The Ventura City Council this week breathed new life into plans by two nonprofit agencies to provide shelter for the homeless.
In a unanimous vote Monday, the council gave $200,000 toward Project Understanding's beleaguered proposal to convert an old Ventura Avenue apartment building into a shelter for homeless families.
At the same time, the council gave another $200,000 to help expand the financially troubled Zoe Christian Center in Oxnard, the only permanent emergency shelter for Ventura County's estimated 2,000 to 4,000 homeless.
"The city of Ventura, by doing this, will hopefully be an example to the rest of the communities in the county," Councilman John Sullard said. "It's all of our problems."
The grants culminated several months of speculation over who would receive money from the city, which last fall offered to help fund proposals aimed at helping homeless families.
The most controversial of the proposals was the $1.7-million plan by Project Understanding to relocate 14 families living in the De Anza Hotel on Ventura Avenue and convert the building into an 84-bed shelter serving 21 families.
News of the project last month sparked the ire of the dozens of low-income tenants, some of whom had once been homeless themselves, as well as nearby merchants who complained that such a facility would scare away customers.
Project Understanding officials themselves began to grow angry as they watched deadlines for several federal grants slip away while they waited for the city to commit to the project.
Finally, frustrated by the costly and time-consuming process, Project Understanding's executive director, Pat Driskell, sent a letter to the council March 29 withdrawing the proposal.
'Out of Our League'
"We were out of our league when we chose to respond" to the city's request for proposals, the letter stated. "And the league we were invited to enter is not one we choose to join."
Driskell, however, said he changed his mind in subsequent weeks at the urging of city officials and the Cabrillo Economic Development Corp., the Saticoy-based low-cost housing developer that agreed to be a partner in the venture.
"Our decision to withdraw was naive and premature," Driskell said. "It was a mistake, plain and simple."
He said the city grant would allow his group, which has been serving the county's poor for more than a decade, to still apply for matching funds under a state program.

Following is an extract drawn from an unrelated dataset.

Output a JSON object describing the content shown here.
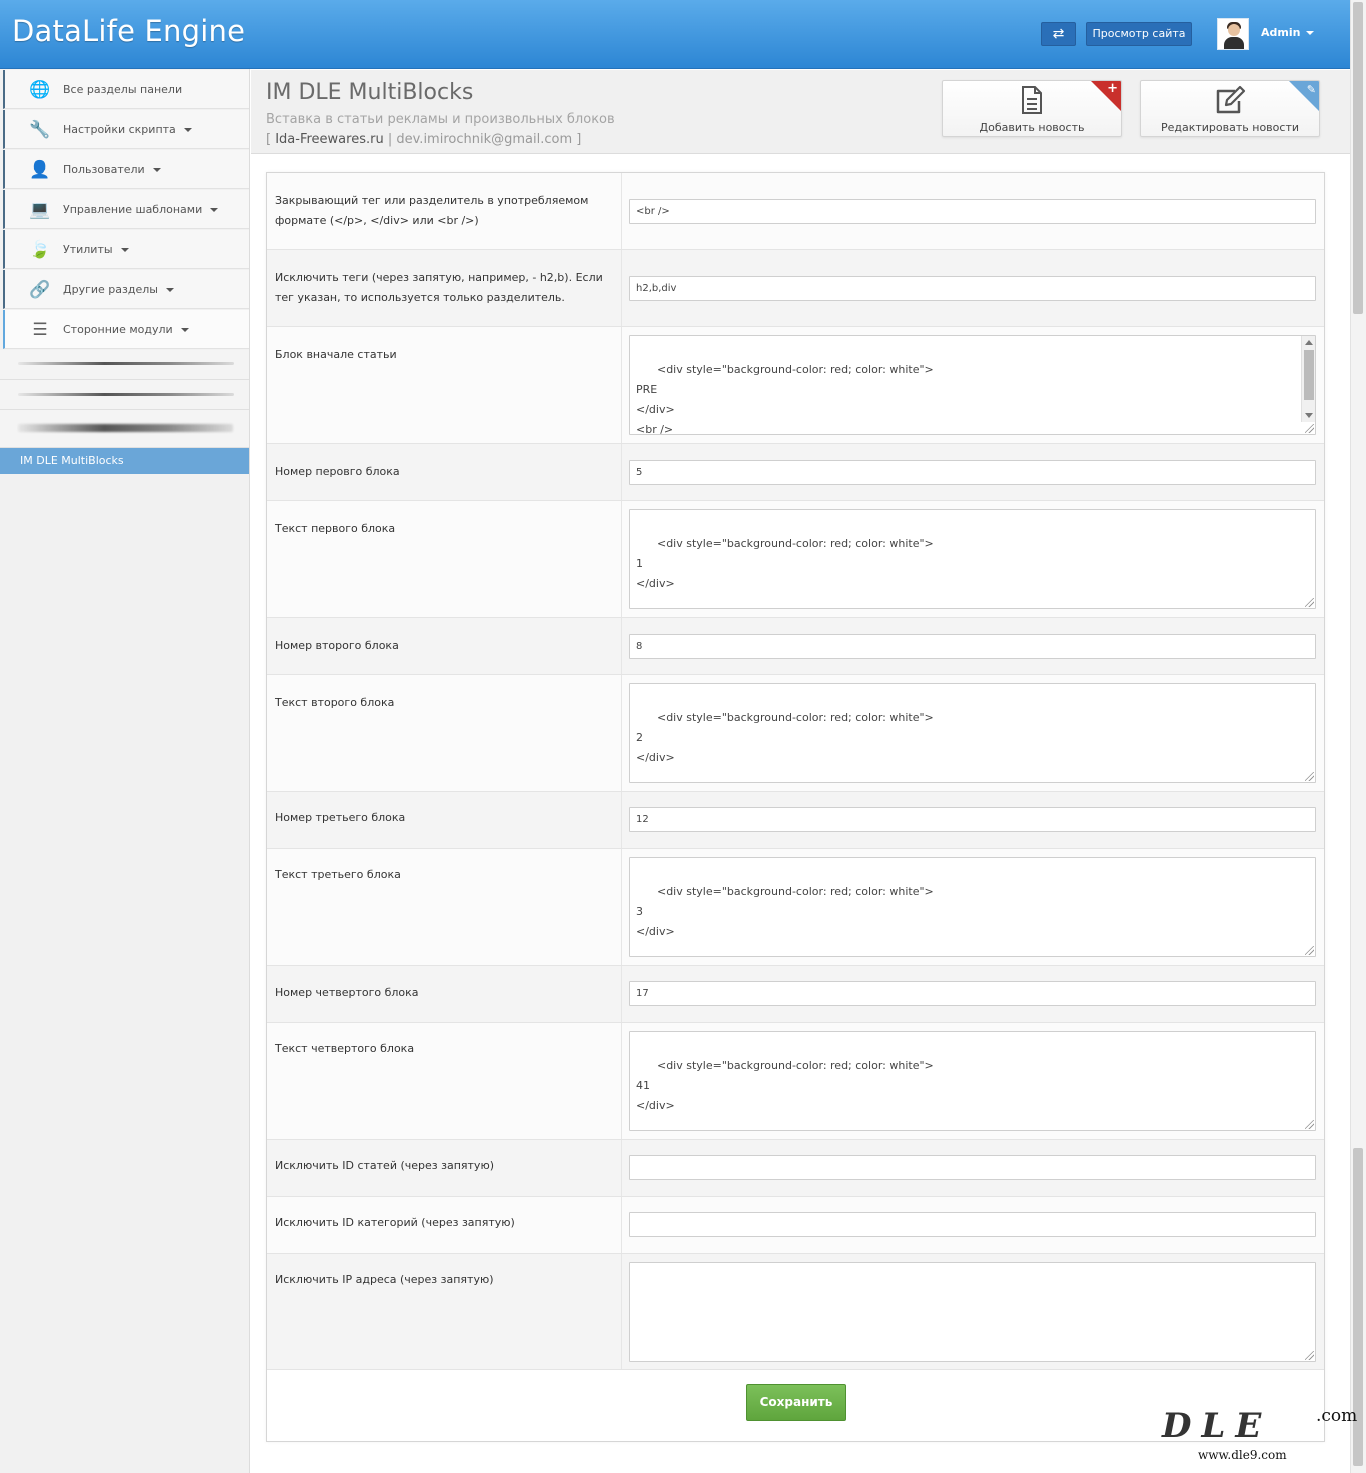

The County Board of Supervisors gave the group another $74,000 on Tuesday.
"It was costly and unfortunate to have the delay, but all was not lost," said Driskell, adding that residents would be notified within six months about relocation. Project Understanding and Cabrillo have offered to pay about $4,800 in relocation compensation per apartment, a sum they say would be sufficient to land the tenants in at least equal, if not much improved, living quarters.
Council members said they favored the Project Understanding and Zoe proposals over other competitors because the two groups are already providing services to the homeless and would be able to quickly translate the $200,000 grants into additional beds.
In fact, debate at the Monday meeting focused not on the Project Understanding shelter, but the wisdom of granting money to the Zoe shelter in Oxnard.
Councilman Richard Francis, despite voting in favor of the grants, said he was uncomfortable giving scarce funds to a project in another city. In addition, he said, the grant to Zoe "smacks of a bus-ticket mentality . . . that we will just send our homeless to Oxnard and let them live there."
But Councilwoman Nan Drake defended a regional approach.
"One thing we tried to do was not be so parochial," she said. "We know the needs of Ventura . . . but we were trying to reach a little further than that."
Zoe on Tuesday also received $8,800 from the Oxnard City Council to make two months of back rent payments. Council members turned down a request for an additional $11,200 to help with operating expenses.
Council members said they would consider a loan for that sum if shelter officials resubmitted an application that detailed their plans for the money.
"We just can't say, 'Yeah, here it is,' without knowing what it's going to be used for," Mayor Nao Takasugi said.
Times staff writer Meg Sullivan also contributed to this story.